  4. Early in my married life, I didn't enjoy Christmas. We were trying to give gifts to family members on both sides as they did and it was very difficult financially and timewise.
    I got to the point where I gently told most of the people on my list that I was cutting it to the bone. My husband's sisters didn't really like the idea, but I stuck with it.
    Now that I only give a few gifts at Christmas, it's fun again. We enjoy the tree, baking and various church and community celebrations.
    We never did Santa Claus with our children and I have no regets about that.
    Thanks for sharing your thoughts....Denise

  5. Beautiful, Kerri. For a couple of years I went sort of minimalist on Christmas but I started to see that Christians of all people should take joy in celebrating the birth of Christ. So I celebrate as much as I can.

    That doesn't necessarily means loads of presents, either. We don't exchange gifts with many people. But we decorate and bake and cook and invite people over, and go to what Christmas events we can.

    I'm glad you had a second chance. Your older kids will likely remember the fun Christmases and not the dreary ones!
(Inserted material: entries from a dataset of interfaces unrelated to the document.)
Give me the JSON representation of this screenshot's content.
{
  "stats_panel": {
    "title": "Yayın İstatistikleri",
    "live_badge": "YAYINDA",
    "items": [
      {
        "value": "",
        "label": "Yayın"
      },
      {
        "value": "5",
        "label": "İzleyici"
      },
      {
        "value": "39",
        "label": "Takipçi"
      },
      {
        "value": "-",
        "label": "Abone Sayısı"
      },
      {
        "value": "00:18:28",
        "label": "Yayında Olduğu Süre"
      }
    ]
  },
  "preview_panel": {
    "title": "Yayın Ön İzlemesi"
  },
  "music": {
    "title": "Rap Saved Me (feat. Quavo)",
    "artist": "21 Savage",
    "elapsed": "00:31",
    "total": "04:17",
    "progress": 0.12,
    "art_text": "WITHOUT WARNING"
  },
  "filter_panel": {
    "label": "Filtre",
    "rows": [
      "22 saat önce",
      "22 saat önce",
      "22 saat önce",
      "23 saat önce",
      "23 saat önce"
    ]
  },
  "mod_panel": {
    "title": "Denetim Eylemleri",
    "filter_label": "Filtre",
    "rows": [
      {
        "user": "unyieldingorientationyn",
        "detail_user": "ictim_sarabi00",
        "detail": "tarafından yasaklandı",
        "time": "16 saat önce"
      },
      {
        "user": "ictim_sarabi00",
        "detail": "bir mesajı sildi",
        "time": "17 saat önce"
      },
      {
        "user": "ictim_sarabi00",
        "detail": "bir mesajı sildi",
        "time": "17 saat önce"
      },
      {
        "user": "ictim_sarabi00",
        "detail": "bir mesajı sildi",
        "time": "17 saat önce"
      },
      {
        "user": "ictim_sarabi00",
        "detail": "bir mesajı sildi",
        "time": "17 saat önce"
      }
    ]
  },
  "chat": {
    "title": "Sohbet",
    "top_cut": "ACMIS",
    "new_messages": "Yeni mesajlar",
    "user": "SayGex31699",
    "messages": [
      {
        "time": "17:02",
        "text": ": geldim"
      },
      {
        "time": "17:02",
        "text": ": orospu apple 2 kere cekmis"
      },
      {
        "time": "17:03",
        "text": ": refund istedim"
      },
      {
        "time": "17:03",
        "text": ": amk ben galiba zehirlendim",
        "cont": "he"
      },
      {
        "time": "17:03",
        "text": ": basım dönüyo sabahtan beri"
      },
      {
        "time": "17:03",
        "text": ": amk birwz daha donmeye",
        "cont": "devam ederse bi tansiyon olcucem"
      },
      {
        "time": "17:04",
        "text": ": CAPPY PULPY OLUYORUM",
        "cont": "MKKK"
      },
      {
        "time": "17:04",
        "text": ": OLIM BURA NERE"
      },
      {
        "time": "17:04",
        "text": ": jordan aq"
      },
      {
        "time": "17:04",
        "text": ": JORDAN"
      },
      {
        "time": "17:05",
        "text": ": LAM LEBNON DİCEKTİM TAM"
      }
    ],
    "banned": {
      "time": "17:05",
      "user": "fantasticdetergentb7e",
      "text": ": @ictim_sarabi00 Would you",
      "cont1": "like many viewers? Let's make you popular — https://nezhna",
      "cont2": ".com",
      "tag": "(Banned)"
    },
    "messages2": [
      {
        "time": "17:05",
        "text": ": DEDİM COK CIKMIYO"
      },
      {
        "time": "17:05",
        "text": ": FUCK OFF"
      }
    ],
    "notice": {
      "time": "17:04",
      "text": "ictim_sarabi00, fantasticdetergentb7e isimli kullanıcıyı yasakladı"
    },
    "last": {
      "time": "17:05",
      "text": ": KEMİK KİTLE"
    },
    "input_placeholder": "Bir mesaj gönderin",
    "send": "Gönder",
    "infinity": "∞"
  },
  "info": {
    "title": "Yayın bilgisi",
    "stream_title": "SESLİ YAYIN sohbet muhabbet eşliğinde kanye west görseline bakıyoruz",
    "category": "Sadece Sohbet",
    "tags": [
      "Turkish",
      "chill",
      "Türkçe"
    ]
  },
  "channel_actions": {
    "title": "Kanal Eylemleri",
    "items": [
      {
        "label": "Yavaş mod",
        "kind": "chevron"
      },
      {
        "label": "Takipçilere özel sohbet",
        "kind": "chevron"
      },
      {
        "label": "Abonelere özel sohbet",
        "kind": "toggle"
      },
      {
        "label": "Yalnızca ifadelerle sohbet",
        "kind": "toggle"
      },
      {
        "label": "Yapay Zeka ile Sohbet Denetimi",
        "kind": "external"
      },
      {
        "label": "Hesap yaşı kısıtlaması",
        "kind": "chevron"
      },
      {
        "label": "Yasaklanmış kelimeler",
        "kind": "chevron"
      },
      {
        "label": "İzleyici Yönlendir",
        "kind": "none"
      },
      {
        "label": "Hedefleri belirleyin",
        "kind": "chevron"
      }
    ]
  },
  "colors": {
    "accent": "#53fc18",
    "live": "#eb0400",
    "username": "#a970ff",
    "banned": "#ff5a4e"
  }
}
  6. Excellent Kerri! Thank you for the guilt remover. :-) What HS forums do you recommend?

  7. Lana, The one I like best is the one through Ambleside Online. It's mainly for Charlotte Mason homeschoolers who use their study plan, but the women on there really know their stuff and can point one to a lot of resources.

    I'm also on Above Rubies (That's the one with the Christmas discussion) becuase I really like the magazine but sometimes the "My lifestyle choices are better.." gets a little thick.

    But I'm not really all that into the loops anyway. I'll go my email and have like 100 messages, save maybe 5 that may interest me and delete the rest. I feel more comfortable with the blog format.

    See you a little later. :)

  8. Kerri, I loved your post. You are right on. And I am applauding you.

  9. Hi Kerri, I was glad to see your comment on my blog. I should explain that my daughter and her two assistants cook for 80 students and staff at a Bible college 1.5 hours from us in the Rocky Mountains near the Continental Divide.
    You mentioned that you will have 9 months of rain now. Wow....We were in Western Oregon about 7 years ago and one of the first things we did was buy new wipes for our car. The old ones couldn't handle the amount of rain we were experiencing. Have a very blessed week........Denise